In response to these changes, the compensation consulting industry has been restructuring, with most multiline firms spinning off their executive compensation units, and several compensation consulting leaders launching new boutique consultancies. Amidst these changes, most companies have either moved or will move toward retaining an independent resource that reports solely to the compensation committee of the board. In this regard, boards do not want the slightest hint of a conflict of interest, real or perceived, nor do they want the slightest risk that their multiline consulting firm may be doing business, even unwittingly, elsewhere in the company. Further, with so many new consulting firms out there, a number of companies are curious to see just what the new firms have to offer.
In this new era of change, boards need to decide which criteria, in addition to independence, they will use to select a new consultant. Last year, in partnership with DIRECTORS & BOARDS, Farient Advisors conducted a survey of board members involved in executive compensation decision making. We asked the survey respondents to list the criteria they either used, or would use, to select a compensation consultant. The top criteria were: (1) ability to give an objective opinion, (2) industry knowledge/knowledge of business performance measurement, and (3) good chemistry.
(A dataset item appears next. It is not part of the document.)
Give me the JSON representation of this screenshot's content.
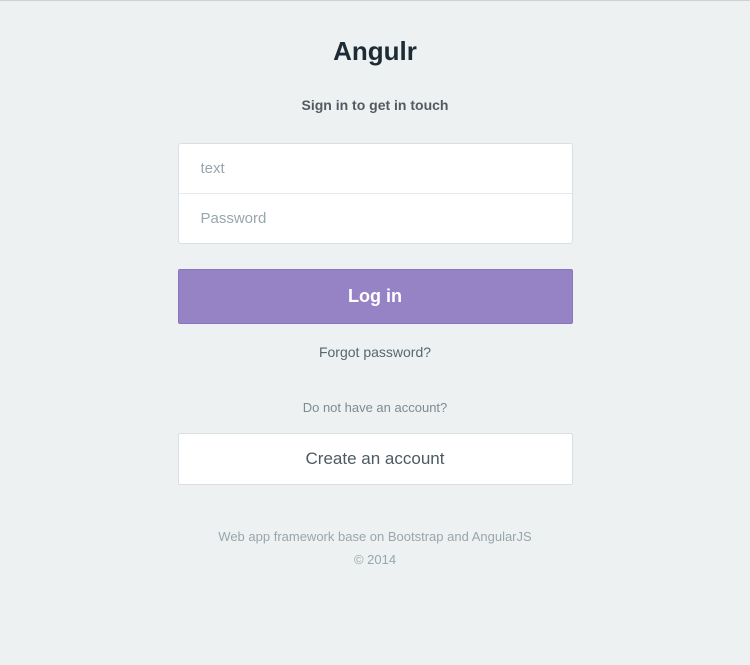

Given the visibility and criticism around executive compensation, we were not surprised that board members value objectivity. In our experience, to be most effective, the compensation consultant must develop informed opinions based on company-specific facts, an understanding of the industry and competitive situation, sensitivity to the regulatory environment, creativity to develop practical approaches to thorny issues, and sufficient experience to "see around the corners" and predict how a particular course of action likely will play out. The consultant should not be a tie breaker, an advocate of one side or the other, or someone who merely supports the loudest voice or most popular...